→ **Exercise prompt**: Each line in the data holding "Druckenmiller" should be listed.

Records excerpted from a collection

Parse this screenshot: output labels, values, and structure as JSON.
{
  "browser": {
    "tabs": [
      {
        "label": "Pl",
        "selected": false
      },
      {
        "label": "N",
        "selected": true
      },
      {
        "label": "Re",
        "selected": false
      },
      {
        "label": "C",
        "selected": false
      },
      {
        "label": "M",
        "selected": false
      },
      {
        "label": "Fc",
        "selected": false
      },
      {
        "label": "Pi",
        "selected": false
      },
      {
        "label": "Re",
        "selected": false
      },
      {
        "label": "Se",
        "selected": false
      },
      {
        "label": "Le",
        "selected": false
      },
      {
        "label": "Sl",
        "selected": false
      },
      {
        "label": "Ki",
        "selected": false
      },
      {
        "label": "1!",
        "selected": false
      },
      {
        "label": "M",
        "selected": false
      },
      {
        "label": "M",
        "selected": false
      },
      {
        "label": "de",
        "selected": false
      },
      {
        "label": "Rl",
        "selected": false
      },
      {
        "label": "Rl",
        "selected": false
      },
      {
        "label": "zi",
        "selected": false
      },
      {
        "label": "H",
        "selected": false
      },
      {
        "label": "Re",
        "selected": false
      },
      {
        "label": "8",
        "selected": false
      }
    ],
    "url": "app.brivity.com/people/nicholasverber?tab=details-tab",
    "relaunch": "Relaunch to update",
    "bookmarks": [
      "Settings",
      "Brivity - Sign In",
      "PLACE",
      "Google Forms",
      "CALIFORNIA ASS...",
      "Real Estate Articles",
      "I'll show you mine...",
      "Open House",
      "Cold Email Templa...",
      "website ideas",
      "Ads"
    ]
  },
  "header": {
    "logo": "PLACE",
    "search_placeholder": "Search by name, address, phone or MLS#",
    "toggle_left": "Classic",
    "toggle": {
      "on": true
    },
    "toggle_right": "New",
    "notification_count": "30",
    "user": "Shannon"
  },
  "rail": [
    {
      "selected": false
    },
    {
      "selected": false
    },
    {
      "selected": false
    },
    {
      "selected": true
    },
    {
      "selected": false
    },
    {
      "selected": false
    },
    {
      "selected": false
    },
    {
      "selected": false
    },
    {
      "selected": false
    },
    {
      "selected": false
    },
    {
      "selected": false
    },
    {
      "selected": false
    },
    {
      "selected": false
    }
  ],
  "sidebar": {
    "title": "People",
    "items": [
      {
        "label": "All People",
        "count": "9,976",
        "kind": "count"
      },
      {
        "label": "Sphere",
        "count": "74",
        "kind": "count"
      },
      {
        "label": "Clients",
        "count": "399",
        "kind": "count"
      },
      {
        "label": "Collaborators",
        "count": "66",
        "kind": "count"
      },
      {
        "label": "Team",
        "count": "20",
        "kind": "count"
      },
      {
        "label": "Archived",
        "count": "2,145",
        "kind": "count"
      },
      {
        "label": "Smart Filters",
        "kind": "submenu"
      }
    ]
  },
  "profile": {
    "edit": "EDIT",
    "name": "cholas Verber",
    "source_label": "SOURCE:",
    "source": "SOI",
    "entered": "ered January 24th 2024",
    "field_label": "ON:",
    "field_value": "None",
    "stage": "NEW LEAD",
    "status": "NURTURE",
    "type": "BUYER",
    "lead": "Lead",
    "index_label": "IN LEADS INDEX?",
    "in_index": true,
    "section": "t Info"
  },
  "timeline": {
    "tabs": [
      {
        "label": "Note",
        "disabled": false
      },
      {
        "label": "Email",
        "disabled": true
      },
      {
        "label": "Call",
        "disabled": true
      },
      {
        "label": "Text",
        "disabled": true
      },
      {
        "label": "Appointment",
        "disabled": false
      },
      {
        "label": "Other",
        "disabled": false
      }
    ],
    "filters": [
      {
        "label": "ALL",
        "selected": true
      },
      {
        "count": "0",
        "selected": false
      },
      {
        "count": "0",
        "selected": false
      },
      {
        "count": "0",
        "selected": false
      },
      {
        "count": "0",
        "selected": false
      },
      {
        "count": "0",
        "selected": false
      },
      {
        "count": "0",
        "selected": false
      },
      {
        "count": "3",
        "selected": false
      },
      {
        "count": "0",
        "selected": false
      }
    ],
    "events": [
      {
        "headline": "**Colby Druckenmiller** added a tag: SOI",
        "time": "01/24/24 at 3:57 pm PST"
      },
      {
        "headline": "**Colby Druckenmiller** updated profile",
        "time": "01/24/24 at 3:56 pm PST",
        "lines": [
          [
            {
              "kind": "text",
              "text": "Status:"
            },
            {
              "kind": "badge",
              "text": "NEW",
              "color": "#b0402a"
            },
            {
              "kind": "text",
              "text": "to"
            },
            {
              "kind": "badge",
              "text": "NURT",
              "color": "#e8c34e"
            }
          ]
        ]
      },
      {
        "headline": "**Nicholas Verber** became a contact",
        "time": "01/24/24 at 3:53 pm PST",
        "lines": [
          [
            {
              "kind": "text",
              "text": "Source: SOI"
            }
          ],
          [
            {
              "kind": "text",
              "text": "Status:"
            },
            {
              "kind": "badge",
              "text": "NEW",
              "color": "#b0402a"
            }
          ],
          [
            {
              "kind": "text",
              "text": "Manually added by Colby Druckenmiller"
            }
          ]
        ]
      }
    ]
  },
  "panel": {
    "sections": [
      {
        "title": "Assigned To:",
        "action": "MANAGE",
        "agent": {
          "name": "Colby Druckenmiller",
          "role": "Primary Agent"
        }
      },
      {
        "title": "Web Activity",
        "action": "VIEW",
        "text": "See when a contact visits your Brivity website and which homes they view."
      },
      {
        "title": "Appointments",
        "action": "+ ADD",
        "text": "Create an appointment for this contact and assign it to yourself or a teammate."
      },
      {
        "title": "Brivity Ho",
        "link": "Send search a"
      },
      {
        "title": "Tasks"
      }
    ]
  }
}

→ **Worked solution**:
        "headline": "**Colby Druckenmiller** added a tag: SOI",
        "headline": "**Colby Druckenmiller** updated profile",
              "text": "Manually added by Colby Druckenmiller"
          "name": "Colby Druckenmiller",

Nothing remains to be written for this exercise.